• REQUIREMENT:
Return all of the lines below exactly as they are.

BEGIN

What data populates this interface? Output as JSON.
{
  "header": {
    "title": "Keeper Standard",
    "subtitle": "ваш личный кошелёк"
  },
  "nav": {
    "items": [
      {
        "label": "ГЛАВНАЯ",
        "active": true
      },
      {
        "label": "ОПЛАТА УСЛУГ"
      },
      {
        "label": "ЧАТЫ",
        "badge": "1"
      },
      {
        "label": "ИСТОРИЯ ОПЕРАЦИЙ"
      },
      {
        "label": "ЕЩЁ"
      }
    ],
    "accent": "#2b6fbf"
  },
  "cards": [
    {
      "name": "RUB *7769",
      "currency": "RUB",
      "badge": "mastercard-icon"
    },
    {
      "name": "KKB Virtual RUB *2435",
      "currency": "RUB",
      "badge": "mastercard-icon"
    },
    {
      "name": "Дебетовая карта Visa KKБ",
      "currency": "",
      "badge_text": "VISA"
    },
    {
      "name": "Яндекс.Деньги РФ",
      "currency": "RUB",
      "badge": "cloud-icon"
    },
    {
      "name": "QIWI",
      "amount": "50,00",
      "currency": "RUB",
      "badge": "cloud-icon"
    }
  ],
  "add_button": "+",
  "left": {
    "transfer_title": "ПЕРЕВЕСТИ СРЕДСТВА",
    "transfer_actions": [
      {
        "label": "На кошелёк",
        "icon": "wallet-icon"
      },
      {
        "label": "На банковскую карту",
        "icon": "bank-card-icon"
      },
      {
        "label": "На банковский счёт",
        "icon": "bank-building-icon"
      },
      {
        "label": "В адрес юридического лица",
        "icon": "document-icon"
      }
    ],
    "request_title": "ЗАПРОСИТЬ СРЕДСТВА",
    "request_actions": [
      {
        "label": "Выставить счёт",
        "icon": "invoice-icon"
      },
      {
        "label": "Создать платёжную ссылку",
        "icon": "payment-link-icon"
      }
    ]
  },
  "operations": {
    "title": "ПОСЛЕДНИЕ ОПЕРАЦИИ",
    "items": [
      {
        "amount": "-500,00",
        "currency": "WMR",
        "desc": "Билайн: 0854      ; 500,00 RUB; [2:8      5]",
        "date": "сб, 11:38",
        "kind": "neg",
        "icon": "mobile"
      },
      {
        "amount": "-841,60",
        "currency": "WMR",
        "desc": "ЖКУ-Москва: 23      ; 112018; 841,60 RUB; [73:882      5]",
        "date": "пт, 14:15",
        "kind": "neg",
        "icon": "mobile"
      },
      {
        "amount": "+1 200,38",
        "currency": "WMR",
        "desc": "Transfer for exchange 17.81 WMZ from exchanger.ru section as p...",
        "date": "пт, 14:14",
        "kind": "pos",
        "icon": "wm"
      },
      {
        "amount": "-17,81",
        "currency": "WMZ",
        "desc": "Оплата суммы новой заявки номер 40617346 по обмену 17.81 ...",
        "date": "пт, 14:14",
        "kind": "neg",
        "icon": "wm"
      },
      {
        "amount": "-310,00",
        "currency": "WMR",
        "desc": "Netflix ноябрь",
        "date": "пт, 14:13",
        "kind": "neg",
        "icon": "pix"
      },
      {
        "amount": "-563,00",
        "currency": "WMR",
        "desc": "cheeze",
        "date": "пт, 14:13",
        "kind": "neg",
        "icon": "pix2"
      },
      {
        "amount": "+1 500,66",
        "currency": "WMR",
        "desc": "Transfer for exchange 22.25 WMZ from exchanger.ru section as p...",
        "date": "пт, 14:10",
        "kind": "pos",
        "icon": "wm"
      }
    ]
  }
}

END

• WRITTEN ANSWER:
What data populates this interface? Output as JSON.
{
  "header": {
    "title": "Keeper Standard",
    "subtitle": "ваш личный кошелёк"
  },
  "nav": {
    "items": [
      {
        "label": "ГЛАВНАЯ",
        "active": true
      },
      {
        "label": "ОПЛАТА УСЛУГ"
      },
      {
        "label": "ЧАТЫ",
        "badge": "1"
      },
      {
        "label": "ИСТОРИЯ ОПЕРАЦИЙ"
      },
      {
        "label": "ЕЩЁ"
      }
    ],
    "accent": "#2b6fbf"
  },
  "cards": [
    {
      "name": "RUB *7769",
      "currency": "RUB",
      "badge": "mastercard-icon"
    },
    {
      "name": "KKB Virtual RUB *2435",
      "currency": "RUB",
      "badge": "mastercard-icon"
    },
    {
      "name": "Дебетовая карта Visa KKБ",
      "currency": "",
      "badge_text": "VISA"
    },
    {
      "name": "Яндекс.Деньги РФ",
      "currency": "RUB",
      "badge": "cloud-icon"
    },
    {
      "name": "QIWI",
      "amount": "50,00",
      "currency": "RUB",
      "badge": "cloud-icon"
    }
  ],
  "add_button": "+",
  "left": {
    "transfer_title": "ПЕРЕВЕСТИ СРЕДСТВА",
    "transfer_actions": [
      {
        "label": "На кошелёк",
        "icon": "wallet-icon"
      },
      {
        "label": "На банковскую карту",
        "icon": "bank-card-icon"
      },
      {
        "label": "На банковский счёт",
        "icon": "bank-building-icon"
      },
      {
        "label": "В адрес юридического лица",
        "icon": "document-icon"
      }
    ],
    "request_title": "ЗАПРОСИТЬ СРЕДСТВА",
    "request_actions": [
      {
        "label": "Выставить счёт",
        "icon": "invoice-icon"
      },
      {
        "label": "Создать платёжную ссылку",
        "icon": "payment-link-icon"
      }
    ]
  },
  "operations": {
    "title": "ПОСЛЕДНИЕ ОПЕРАЦИИ",
    "items": [
      {
        "amount": "-500,00",
        "currency": "WMR",
        "desc": "Билайн: 0854      ; 500,00 RUB; [2:8      5]",
        "date": "сб, 11:38",
        "kind": "neg",
        "icon": "mobile"
      },
      {
        "amount": "-841,60",
        "currency": "WMR",
        "desc": "ЖКУ-Москва: 23      ; 112018; 841,60 RUB; [73:882      5]",
        "date": "пт, 14:15",
        "kind": "neg",
        "icon": "mobile"
      },
      {
        "amount": "+1 200,38",
        "currency": "WMR",
        "desc": "Transfer for exchange 17.81 WMZ from exchanger.ru section as p...",
        "date": "пт, 14:14",
        "kind": "pos",
        "icon": "wm"
      },
      {
        "amount": "-17,81",
        "currency": "WMZ",
        "desc": "Оплата суммы новой заявки номер 40617346 по обмену 17.81 ...",
        "date": "пт, 14:14",
        "kind": "neg",
        "icon": "wm"
      },
      {
        "amount": "-310,00",
        "currency": "WMR",
        "desc": "Netflix ноябрь",
        "date": "пт, 14:13",
        "kind": "neg",
        "icon": "pix"
      },
      {
        "amount": "-563,00",
        "currency": "WMR",
        "desc": "cheeze",
        "date": "пт, 14:13",
        "kind": "neg",
        "icon": "pix2"
      },
      {
        "amount": "+1 500,66",
        "currency": "WMR",
        "desc": "Transfer for exchange 22.25 WMZ from exchanger.ru section as p...",
        "date": "пт, 14:10",
        "kind": "pos",
        "icon": "wm"
      }
    ]
  }
}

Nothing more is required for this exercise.